I WAS astounded by the attack on the public protector by religious leaders affiliated to African indigenous churches for exposing the rot and corruption in the SABC.
The church in the past used to be the voice of reason and stood for the poor against the immorality of the previous apartheid regime.
Post-1994 the voices of religious leaders diminished and were absorbed by the institution of government.
The vitriol against the office of the public protector is not challenging the merit of Thuli Madonsela’s findings of corruption within SABC, but the manner in which the public protector exposed the rot under the stewardship of its chief operating officer, Hlaudi Motsoeneng.
The unfortunate part of the whole fracas is the fact that the attack comes from people who are supposed to give moral guidance to the society.
This role of the church is to stand for the poor when their resources are embezzled by the likes of Motsoeneng. Instead of commending the sterling work of the public protector’s office in combating corruption in public institutions, they are taking the sides of those who have been found to be corrupt by the findings of the public protector.
The worst part is they are planning to hold a march to the offices of the public protector. The working class communities are on their own protesting for service delivery daily, because of corrupt and incompetent bureaucrats who are misusing public funds.
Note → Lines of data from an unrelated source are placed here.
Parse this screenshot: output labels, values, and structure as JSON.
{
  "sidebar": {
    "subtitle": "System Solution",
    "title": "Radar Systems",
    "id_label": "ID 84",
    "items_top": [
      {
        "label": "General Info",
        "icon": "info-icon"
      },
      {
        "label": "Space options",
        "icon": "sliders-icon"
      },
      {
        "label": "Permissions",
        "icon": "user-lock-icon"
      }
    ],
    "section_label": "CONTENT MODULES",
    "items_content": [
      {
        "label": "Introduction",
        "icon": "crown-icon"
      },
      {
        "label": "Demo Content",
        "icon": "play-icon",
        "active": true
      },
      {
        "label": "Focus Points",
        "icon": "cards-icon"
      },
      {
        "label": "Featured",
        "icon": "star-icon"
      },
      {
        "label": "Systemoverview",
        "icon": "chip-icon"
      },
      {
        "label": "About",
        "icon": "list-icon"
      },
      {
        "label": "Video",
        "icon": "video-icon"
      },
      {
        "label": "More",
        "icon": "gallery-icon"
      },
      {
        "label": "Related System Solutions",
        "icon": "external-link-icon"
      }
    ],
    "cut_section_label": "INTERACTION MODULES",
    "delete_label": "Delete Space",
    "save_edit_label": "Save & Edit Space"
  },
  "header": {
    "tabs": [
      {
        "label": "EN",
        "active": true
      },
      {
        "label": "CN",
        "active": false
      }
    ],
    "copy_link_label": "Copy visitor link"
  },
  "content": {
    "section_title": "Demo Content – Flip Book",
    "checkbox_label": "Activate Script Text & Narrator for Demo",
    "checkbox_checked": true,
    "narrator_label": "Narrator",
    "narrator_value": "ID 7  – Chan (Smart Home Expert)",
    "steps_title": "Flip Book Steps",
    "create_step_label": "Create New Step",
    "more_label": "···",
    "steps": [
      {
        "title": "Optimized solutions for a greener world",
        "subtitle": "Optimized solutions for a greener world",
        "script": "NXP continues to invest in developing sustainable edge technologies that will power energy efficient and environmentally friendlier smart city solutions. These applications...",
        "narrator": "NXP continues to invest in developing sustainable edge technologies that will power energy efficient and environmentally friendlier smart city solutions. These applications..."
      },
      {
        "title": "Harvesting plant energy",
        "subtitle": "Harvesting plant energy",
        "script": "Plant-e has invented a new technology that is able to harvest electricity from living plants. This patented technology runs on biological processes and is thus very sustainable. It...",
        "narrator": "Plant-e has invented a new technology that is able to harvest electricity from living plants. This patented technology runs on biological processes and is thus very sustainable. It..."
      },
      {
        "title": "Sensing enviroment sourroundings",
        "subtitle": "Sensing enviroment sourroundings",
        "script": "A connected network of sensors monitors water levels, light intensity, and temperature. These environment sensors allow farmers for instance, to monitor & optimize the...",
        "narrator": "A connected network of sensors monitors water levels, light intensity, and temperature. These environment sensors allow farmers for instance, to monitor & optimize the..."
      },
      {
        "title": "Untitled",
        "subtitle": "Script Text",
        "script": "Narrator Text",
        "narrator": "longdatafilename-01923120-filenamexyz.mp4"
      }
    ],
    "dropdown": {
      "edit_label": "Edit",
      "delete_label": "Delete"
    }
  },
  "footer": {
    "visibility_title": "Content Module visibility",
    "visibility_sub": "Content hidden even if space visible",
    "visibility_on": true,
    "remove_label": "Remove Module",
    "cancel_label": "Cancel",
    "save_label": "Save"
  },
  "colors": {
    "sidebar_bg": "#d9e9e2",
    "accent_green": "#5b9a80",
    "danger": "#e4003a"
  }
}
We do not hear urgent protests from these African religious churches against the action of these government officials. This action of these religious leaders clearly illustrates that the church is slowly losing the status of being the moral compass.
Through their response to the findings on the crisis at the SABC, these religious leaders are joining the chorus prevalent in government circles of discrediting the office of the public protector’s fight against corruption.
Mkhuseli Mtsila, Zwide, Port Elizabeth